[Website and app data records]
=== Begin Enclosure ===

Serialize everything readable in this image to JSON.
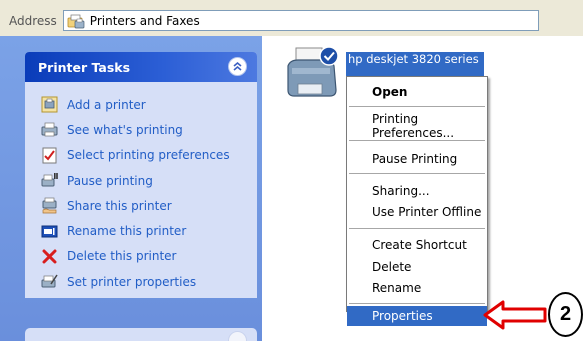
{
  "address_bar": {
    "label": "Address",
    "value": "Printers and Faxes",
    "icon": "printers-folder-icon"
  },
  "task_pane": {
    "title": "Printer Tasks",
    "collapse_icon": "chevron-up-double-icon",
    "items": [
      {
        "label": "Add a printer",
        "icon": "add-printer-icon"
      },
      {
        "label": "See what's printing",
        "icon": "print-queue-icon"
      },
      {
        "label": "Select printing preferences",
        "icon": "preferences-icon"
      },
      {
        "label": "Pause printing",
        "icon": "pause-printer-icon"
      },
      {
        "label": "Share this printer",
        "icon": "share-printer-icon"
      },
      {
        "label": "Rename this printer",
        "icon": "rename-icon"
      },
      {
        "label": "Delete this printer",
        "icon": "delete-x-icon"
      },
      {
        "label": "Set printer properties",
        "icon": "printer-properties-icon"
      }
    ]
  },
  "printer": {
    "label": "hp deskjet 3820 series",
    "icon": "printer-default-check-icon"
  },
  "context_menu": {
    "items": [
      {
        "label": "Open",
        "default": true
      },
      {
        "label": "Printing Preferences..."
      },
      {
        "label": "Pause Printing"
      },
      {
        "label": "Sharing..."
      },
      {
        "label": "Use Printer Offline"
      },
      {
        "label": "Create Shortcut"
      },
      {
        "label": "Delete"
      },
      {
        "label": "Rename"
      },
      {
        "label": "Properties",
        "selected": true
      }
    ]
  },
  "annotation": {
    "step_number": "2",
    "arrow_color": "#e00000"
  },
  "colors": {
    "selection": "#316ac5",
    "task_link": "#215dc6",
    "task_header": "#0a3cb9",
    "task_pane_bg": "#7ba2e7"
  }
}
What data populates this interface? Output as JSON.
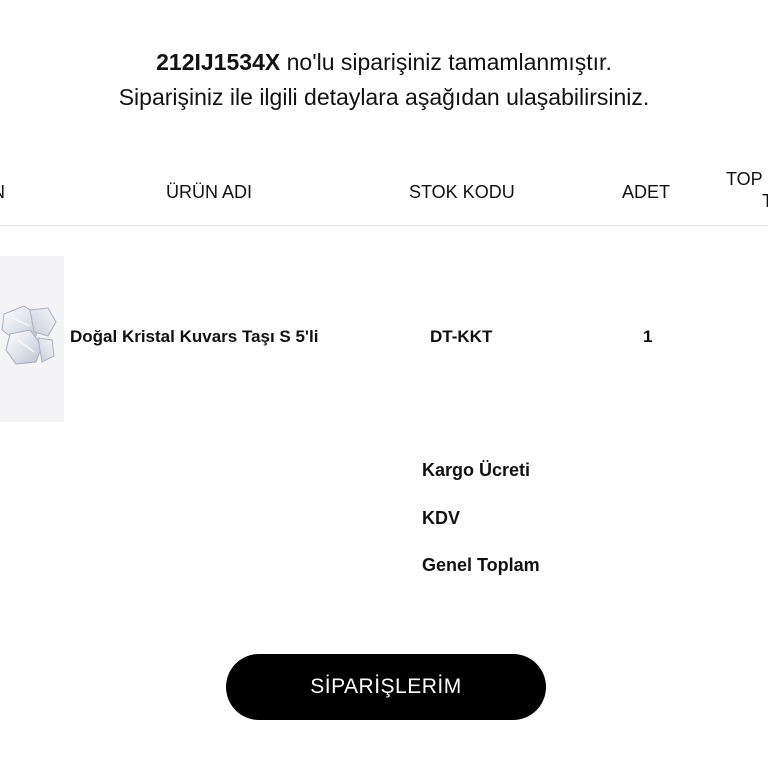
{
  "confirmation": {
    "order_number": "212IJ1534X",
    "line1_suffix": " no'lu siparişiniz tamamlanmıştır.",
    "line2": "Siparişiniz ile ilgili detaylara aşağıdan ulaşabilirsiniz."
  },
  "table": {
    "headers": {
      "image": "N",
      "name": "ÜRÜN ADI",
      "stock": "STOK KODU",
      "qty": "ADET",
      "total_line1": "TOP",
      "total_line2": "T"
    },
    "rows": [
      {
        "product_image": "crystal-quartz-stones-image",
        "name": "Doğal Kristal Kuvars Taşı S 5'li",
        "stock_code": "DT-KKT",
        "quantity": "1"
      }
    ]
  },
  "summary": {
    "shipping_label": "Kargo Ücreti",
    "vat_label": "KDV",
    "grand_total_label": "Genel Toplam"
  },
  "actions": {
    "orders_button_label": "SİPARİŞLERİM"
  }
}
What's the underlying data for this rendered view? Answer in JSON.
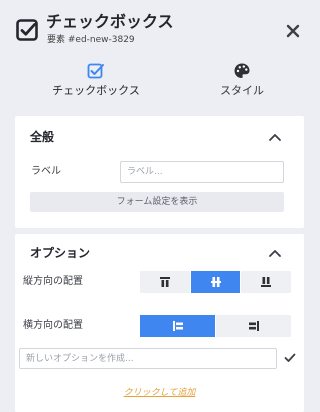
{
  "header": {
    "title": "チェックボックス",
    "subtitle": "要素 #ed-new-3829",
    "icon": "checkbox-icon",
    "close_icon": "close-icon"
  },
  "tabs": [
    {
      "label": "チェックボックス",
      "icon": "checkbox-icon",
      "active": true
    },
    {
      "label": "スタイル",
      "icon": "palette-icon",
      "active": false
    }
  ],
  "general": {
    "title": "全般",
    "label_field_label": "ラベル",
    "label_field_placeholder": "ラベル...",
    "label_field_value": "",
    "form_settings_button": "フォーム設定を表示"
  },
  "options": {
    "title": "オプション",
    "vertical_label": "縦方向の配置",
    "vertical_selected": "center",
    "horizontal_label": "横方向の配置",
    "horizontal_selected": "left",
    "new_option_placeholder": "新しいオプションを作成...",
    "new_option_value": "",
    "add_link": "クリックして追加"
  },
  "colors": {
    "accent": "#3f86f0",
    "link": "#e3a33a",
    "background": "#eceef3"
  }
}
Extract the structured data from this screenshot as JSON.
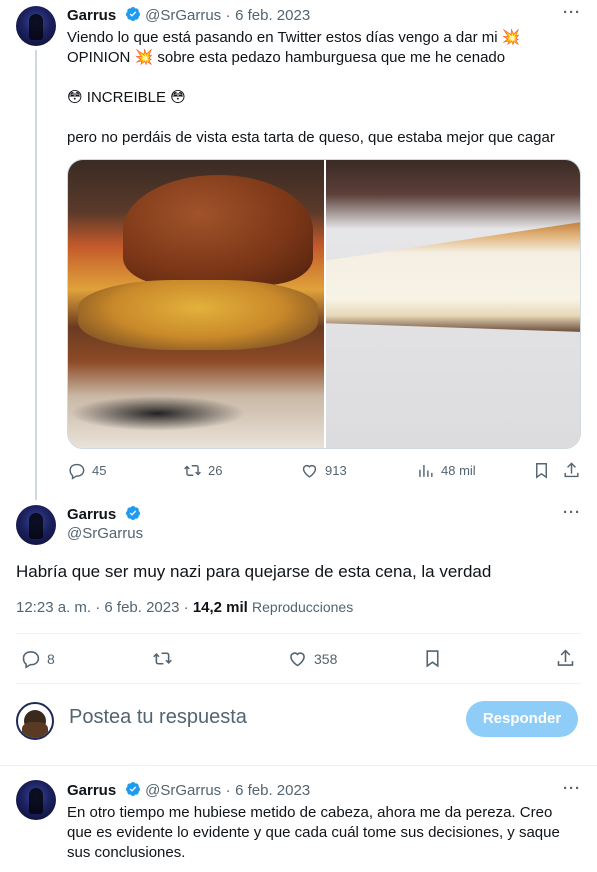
{
  "tweet1": {
    "name": "Garrus",
    "handle": "@SrGarrus",
    "dot": "·",
    "date": "6 feb. 2023",
    "line1": "Viendo lo que está pasando en Twitter estos días vengo a dar mi 💥",
    "line2": "OPINION 💥 sobre esta pedazo hamburguesa que me he cenado",
    "line3": "😳 INCREIBLE 😳",
    "line4": "pero no perdáis de vista esta tarta de queso, que estaba mejor que cagar",
    "replies": "45",
    "retweets": "26",
    "likes": "913",
    "views": "48 mil",
    "images": [
      "burger-photo",
      "cheesecake-photo"
    ]
  },
  "main_tweet": {
    "name": "Garrus",
    "handle": "@SrGarrus",
    "text": "Habría que ser muy nazi para quejarse de esta cena, la verdad",
    "time": "12:23 a. m.",
    "dot": "·",
    "date": "6 feb. 2023",
    "dot2": "·",
    "views_count": "14,2 mil",
    "views_label": "Reproducciones",
    "replies": "8",
    "likes": "358"
  },
  "composer": {
    "placeholder": "Postea tu respuesta",
    "button": "Responder"
  },
  "tweet3": {
    "name": "Garrus",
    "handle": "@SrGarrus",
    "dot": "·",
    "date": "6 feb. 2023",
    "line1": "En otro tiempo me hubiese metido de cabeza, ahora me da pereza. Creo",
    "line2": "que es evidente lo evidente y que cada cuál tome sus decisiones, y saque",
    "line3": "sus conclusiones."
  },
  "icons": {
    "verified_color": "#1d9bf0",
    "more": "···"
  }
}
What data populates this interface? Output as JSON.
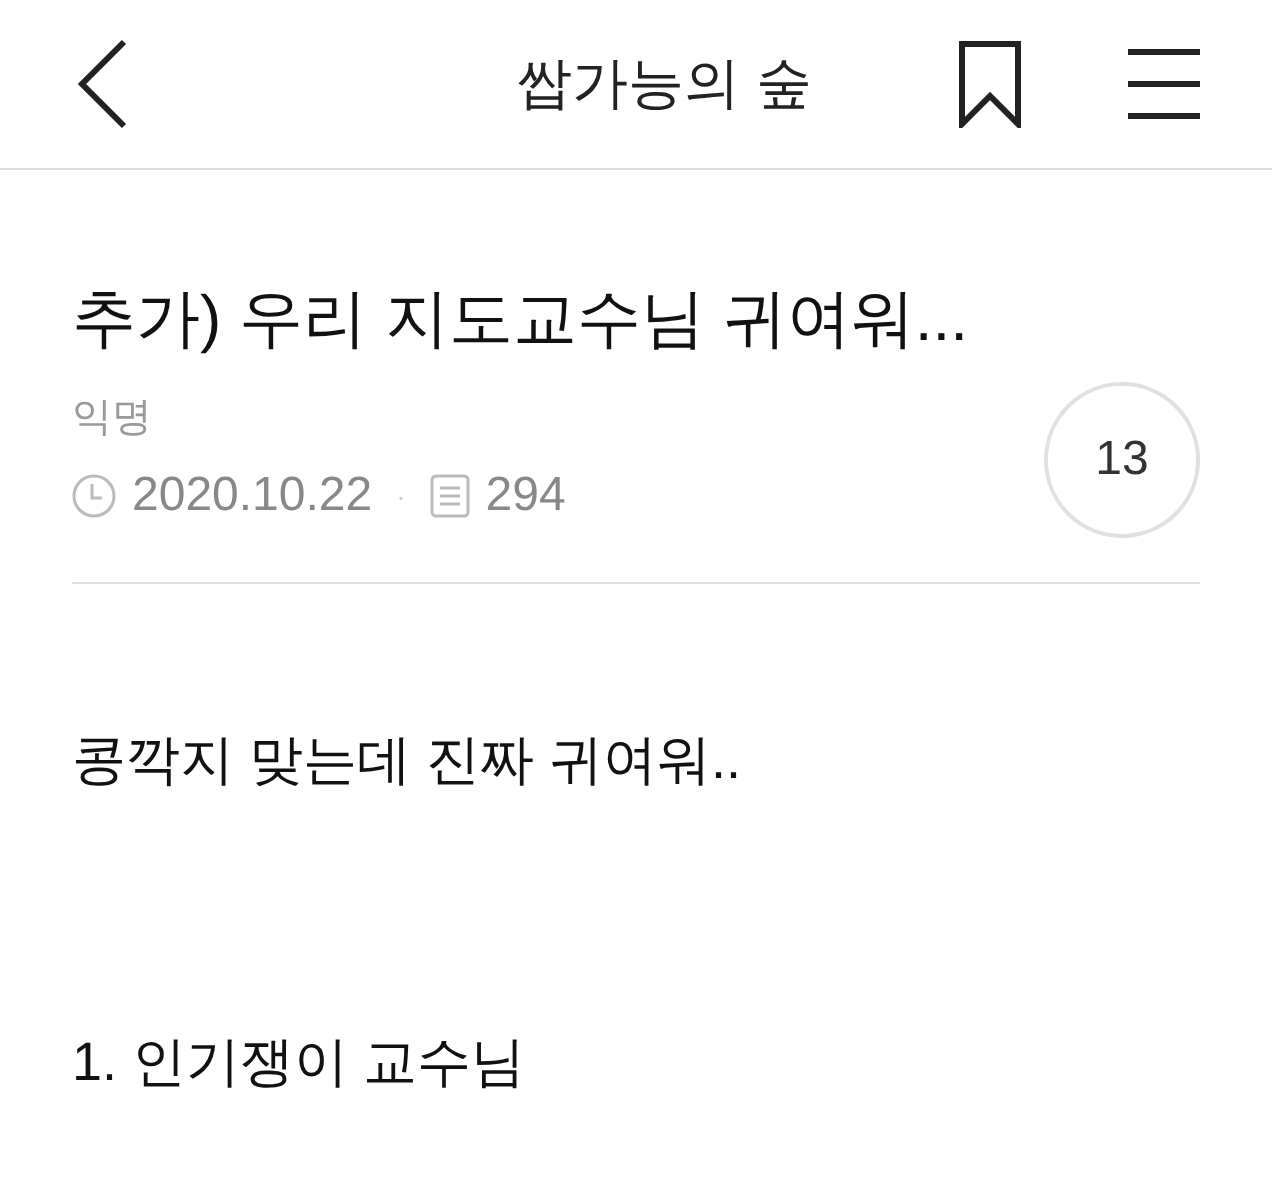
{
  "header": {
    "title": "쌉가능의 숲"
  },
  "post": {
    "title": "추가) 우리 지도교수님 귀여워...",
    "author": "익명",
    "date": "2020.10.22",
    "separator": "·",
    "views": "294",
    "comment_count": "13"
  },
  "body": [
    "콩깍지 맞는데 진짜 귀여워..",
    "1. 인기쟁이 교수님"
  ]
}
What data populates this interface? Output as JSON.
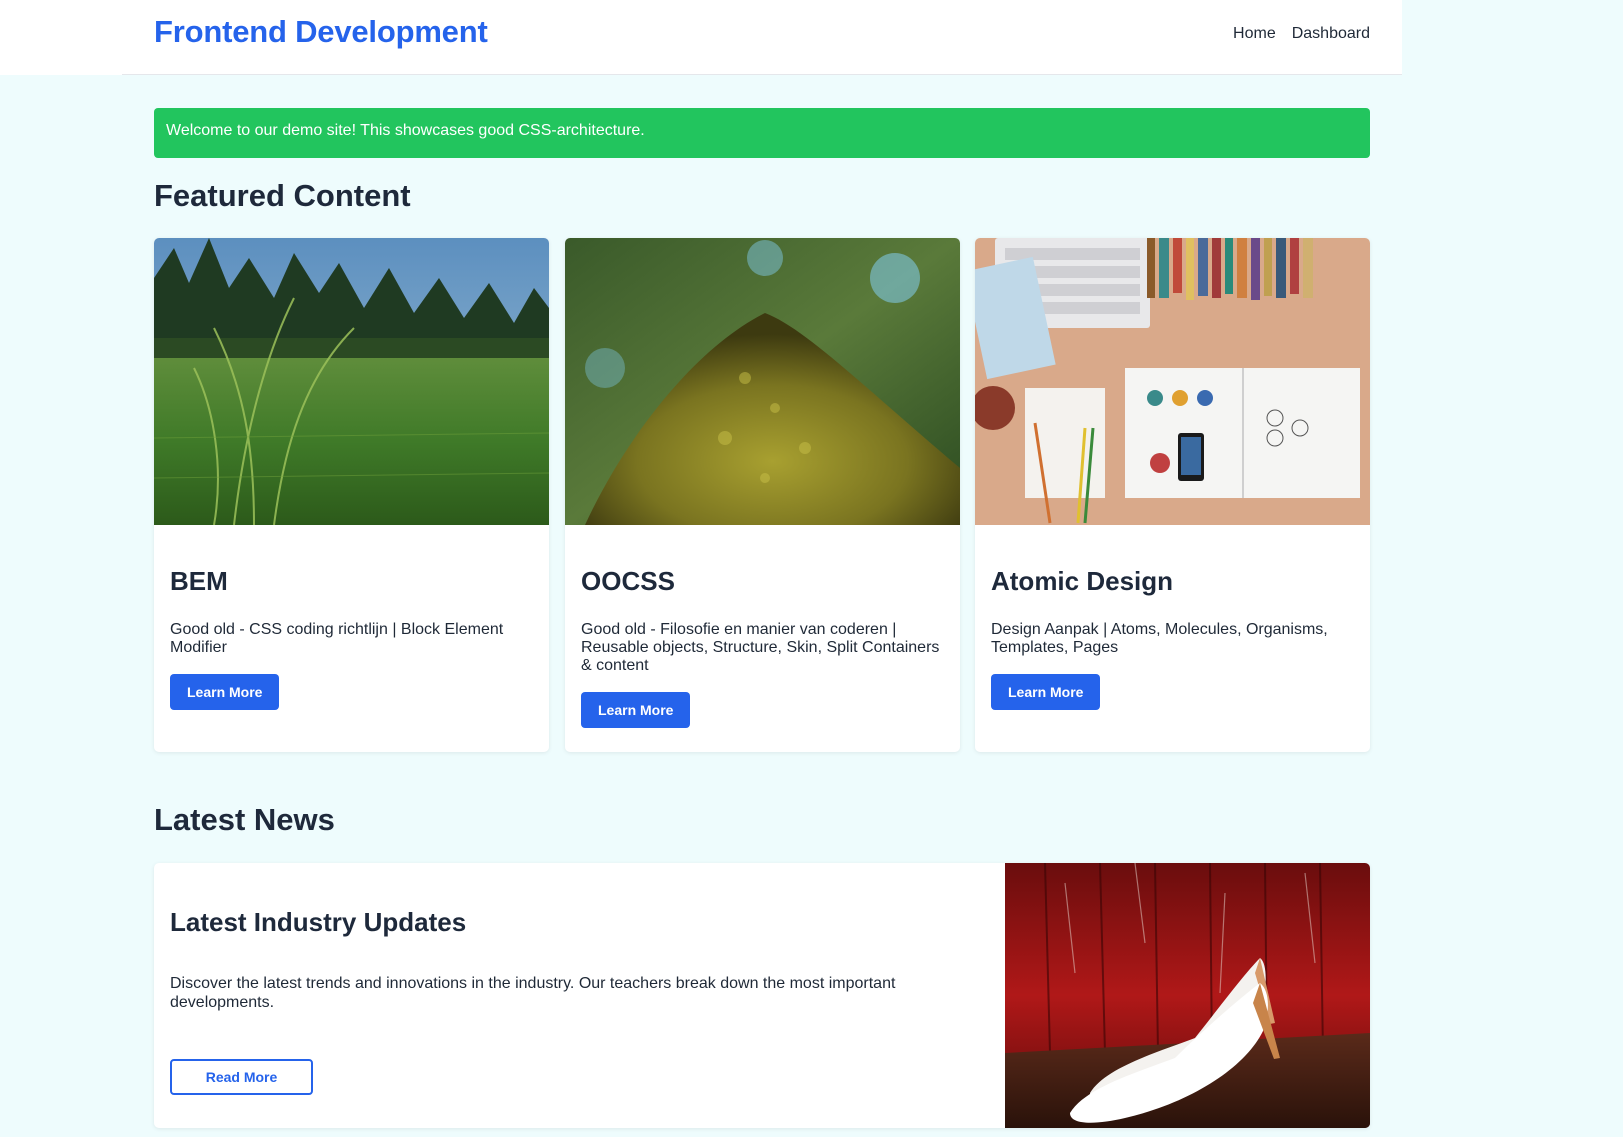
{
  "header": {
    "brand": "Frontend Development",
    "nav": [
      {
        "label": "Home"
      },
      {
        "label": "Dashboard"
      }
    ]
  },
  "alert": {
    "message": "Welcome to our demo site! This showcases good CSS-architecture."
  },
  "featured": {
    "title": "Featured Content",
    "cards": [
      {
        "image": "grass-field-photo",
        "title": "BEM",
        "text": "Good old - CSS coding richtlijn | Block Element Modifier",
        "button": "Learn More"
      },
      {
        "image": "mossy-tree-trunk-photo",
        "title": "OOCSS",
        "text": "Good old - Filosofie en manier van coderen | Reusable objects, Structure, Skin, Split Containers & content",
        "button": "Learn More"
      },
      {
        "image": "desk-workspace-photo",
        "title": "Atomic Design",
        "text": "Design Aanpak | Atoms, Molecules, Organisms, Templates, Pages",
        "button": "Learn More"
      }
    ]
  },
  "news": {
    "section_title": "Latest News",
    "title": "Latest Industry Updates",
    "text": "Discover the latest trends and innovations in the industry. Our teachers break down the most important developments.",
    "button": "Read More",
    "image": "white-heels-on-red-photo"
  },
  "colors": {
    "brand": "#2563eb",
    "alert": "#22c55e",
    "page_bg": "#eefcfd",
    "heading": "#1e293b"
  }
}
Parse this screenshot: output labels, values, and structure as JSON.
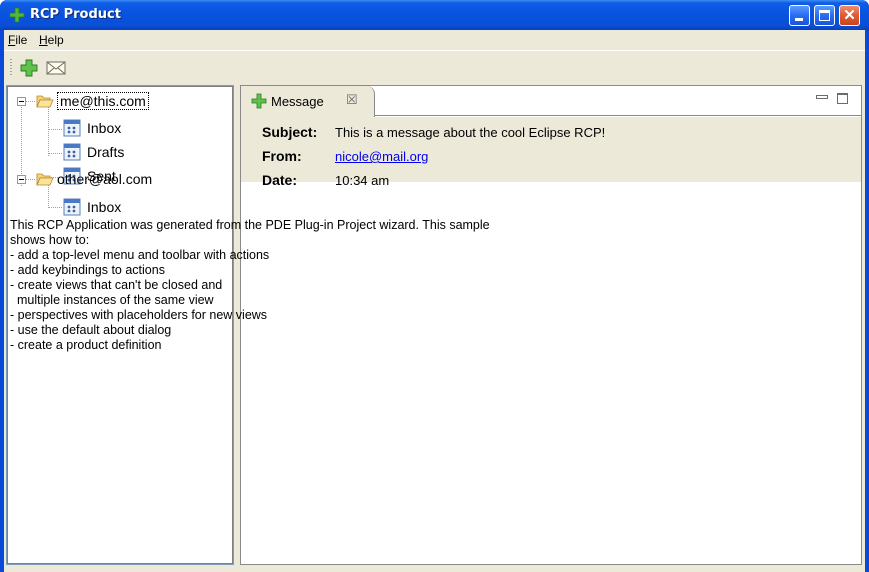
{
  "window": {
    "title": "RCP Product",
    "close_glyph": "✕"
  },
  "menubar": {
    "items": [
      {
        "label": "File"
      },
      {
        "label": "Help"
      }
    ]
  },
  "toolbar": {
    "tools": [
      {
        "icon": "add-icon"
      },
      {
        "icon": "mail-icon"
      }
    ]
  },
  "navigation": {
    "accounts": [
      {
        "label": "me@this.com",
        "folders": [
          "Inbox",
          "Drafts",
          "Sent"
        ]
      },
      {
        "label": "other@aol.com",
        "folders": [
          "Inbox"
        ]
      }
    ]
  },
  "message_view": {
    "tab_label": "Message",
    "tab_close": "☒",
    "subject_label": "Subject:",
    "subject_value": "This is a message about the cool Eclipse RCP!",
    "from_label": "From:",
    "from_value": "nicole@mail.org",
    "date_label": "Date:",
    "date_value": "10:34 am",
    "body": "This RCP Application was generated from the PDE Plug-in Project wizard. This sample\nshows how to:\n- add a top-level menu and toolbar with actions\n- add keybindings to actions\n- create views that can't be closed and\n  multiple instances of the same view\n- perspectives with placeholders for new views\n- use the default about dialog\n- create a product definition"
  },
  "colors": {
    "titlebar": "#0853df",
    "chrome": "#ece9d8",
    "link": "#0000ee",
    "close_button": "#e15a33"
  }
}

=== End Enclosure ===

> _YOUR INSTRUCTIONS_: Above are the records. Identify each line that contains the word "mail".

> _ANSWER TO THIS PROBLEM_:
        "icon": "mail-icon"
    "from_value": "nicole@mail.org",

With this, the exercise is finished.